THE RUN: There is no substitute for the crucible of rehearsal, opening, and run, when it comes to new play development. You need to see the play grow and settle in performance before you can tell what it really is, how audiences react to it, where it still needs work, and when you’ve got a hit on your hands. This is just one way to make a play. It takes a special set of circumstances, and, above all, a very special team. But we’ve had a lot of success with it.


The Lion and the Fox workshop:
(top image) Vanessa Ramos, Jan Zvaifler, Benjamin Stowe, Gregory Scharpen
(lower image) Gregory Scharpen
(Photos: Jim Norrena)


with Gary Graves, Company Co-director

Since 2012, twice a year, in the spring and fall, the Central Works Writers Workshop has invited 8 playwrights to develop projects together in a 12-week structure of weekly readings and discussion.  The company has produced 19 world premiere productions of scripts developed in the workshop.

The Fall 2024 Workshop:  12 meetings, 3 hours each, Saturdays, 11am to 2pm:  9/7, 9/14, 9/21, 9/28, 10/5, 10/12, 10/19, 10/26 and 4 hours each, Saturdays, 10am to 2pm: 11/2, 11/9, 11/16, 11/23.  All meetings are held on Zoom.

The workshop convenes Saturdays, from 11am to 2pm (3 hrs/wk) for eight meetings, and Saturdays from 10am to 2pm (4 hrs/wk) for the last four meetings, in order to allow each writer two hours for a full read-thru of their work-in-progress by the end of the session.

The structure provides playwrights with a series of deadlines for presenting work, and a supportive group of writers who respond thoughtfully and constructively to the developing work.  Limited to 8 writers.  By Application.  There is no cost to participate.

If you would like to join the Fall 2024 Workshop, beginning September 7, contact Gary Graves gary@centralworks.org to apply by July 1Invitations to join the workshop will go out on July 15.

To apply, please respond to the following questions:

  1. Can you commit to attend all 12 meetings? If not, what dates are you unavailable to attend?
  2. Can you briefly describe the project you would like to develop?
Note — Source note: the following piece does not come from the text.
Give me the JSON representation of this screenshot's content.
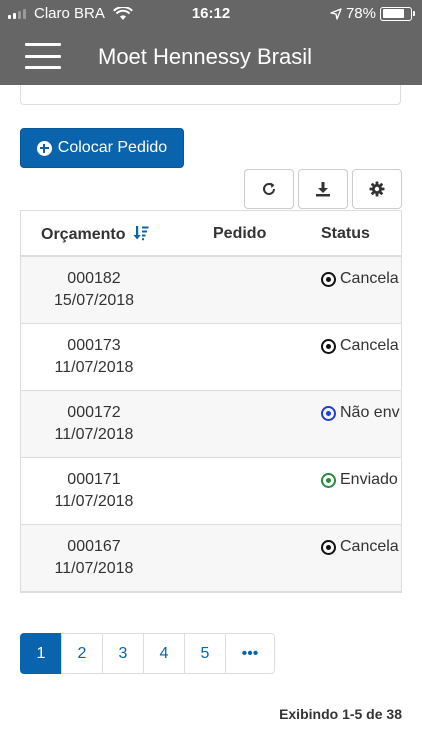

Projects designed with an eye for production at Central Works have a special appeal, but this is not a requirement.
  3. If this is your first time applying to the workshop, please provide a resume, bio or description of your playwriting experience in development and production.
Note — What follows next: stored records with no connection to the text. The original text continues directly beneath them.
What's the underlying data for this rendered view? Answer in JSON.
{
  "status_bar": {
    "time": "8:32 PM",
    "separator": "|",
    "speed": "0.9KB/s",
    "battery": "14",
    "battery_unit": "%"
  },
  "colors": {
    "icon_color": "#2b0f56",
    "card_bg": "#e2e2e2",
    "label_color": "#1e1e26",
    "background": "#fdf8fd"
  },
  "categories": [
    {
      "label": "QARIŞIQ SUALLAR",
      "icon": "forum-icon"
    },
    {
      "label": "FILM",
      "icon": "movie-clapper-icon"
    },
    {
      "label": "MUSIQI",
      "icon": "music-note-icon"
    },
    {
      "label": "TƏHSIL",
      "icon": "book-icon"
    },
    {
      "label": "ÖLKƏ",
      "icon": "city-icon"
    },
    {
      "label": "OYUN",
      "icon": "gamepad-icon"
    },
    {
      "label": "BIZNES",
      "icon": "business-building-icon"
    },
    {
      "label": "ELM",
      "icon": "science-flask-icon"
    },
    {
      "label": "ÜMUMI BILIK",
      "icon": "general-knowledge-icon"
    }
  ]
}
The Writers Workshop at Central Works is committed to supporting writers from a diversity of cultural backgrounds.

For more information contact Gary Graves at Central Works.


GARY GRAVES is a director and playwright living in the San Francisco Bay Area.  Since 1998, he has been a company co-director at Central Works in Berkeley, California, where he has overseen the development of over 70 world premiere productions.  He holds an MFA in Playwriting from Southern Illinois U., a Ph.D. in Dramatic Art from U.C. Berkeley, and he has been teaching playwriting at the Berkeley Rep School of Theatre since 2002.



If you’d like to be a part of the development and production of a new play at Central Works, give the Central Works Method a careful read, and then send us your picture and resume at centralworks1@att.net or P.O. Box 9771, Berkeley CA 94709.  We’ll keep your materials on hand for consideration in future projects.


We’re always looking for writers.  But please don’t send us a script you want us to produce.  If you’re an experienced playwright, and you think you might like to develop a play with us, give the Central Works Method a careful read, and then contact us at gary@centralworks.org with a proposal.


Would you like to be a part of Central Works?  We always need volunteers to help in the box office, ushering, or ESPECIALLY at our mailing parties.  Just contact us and let us know how you’d like to help.

Maggie Mason and Brian Trybom in Pitch Perfect, 2013 (photo: Jim Norrena)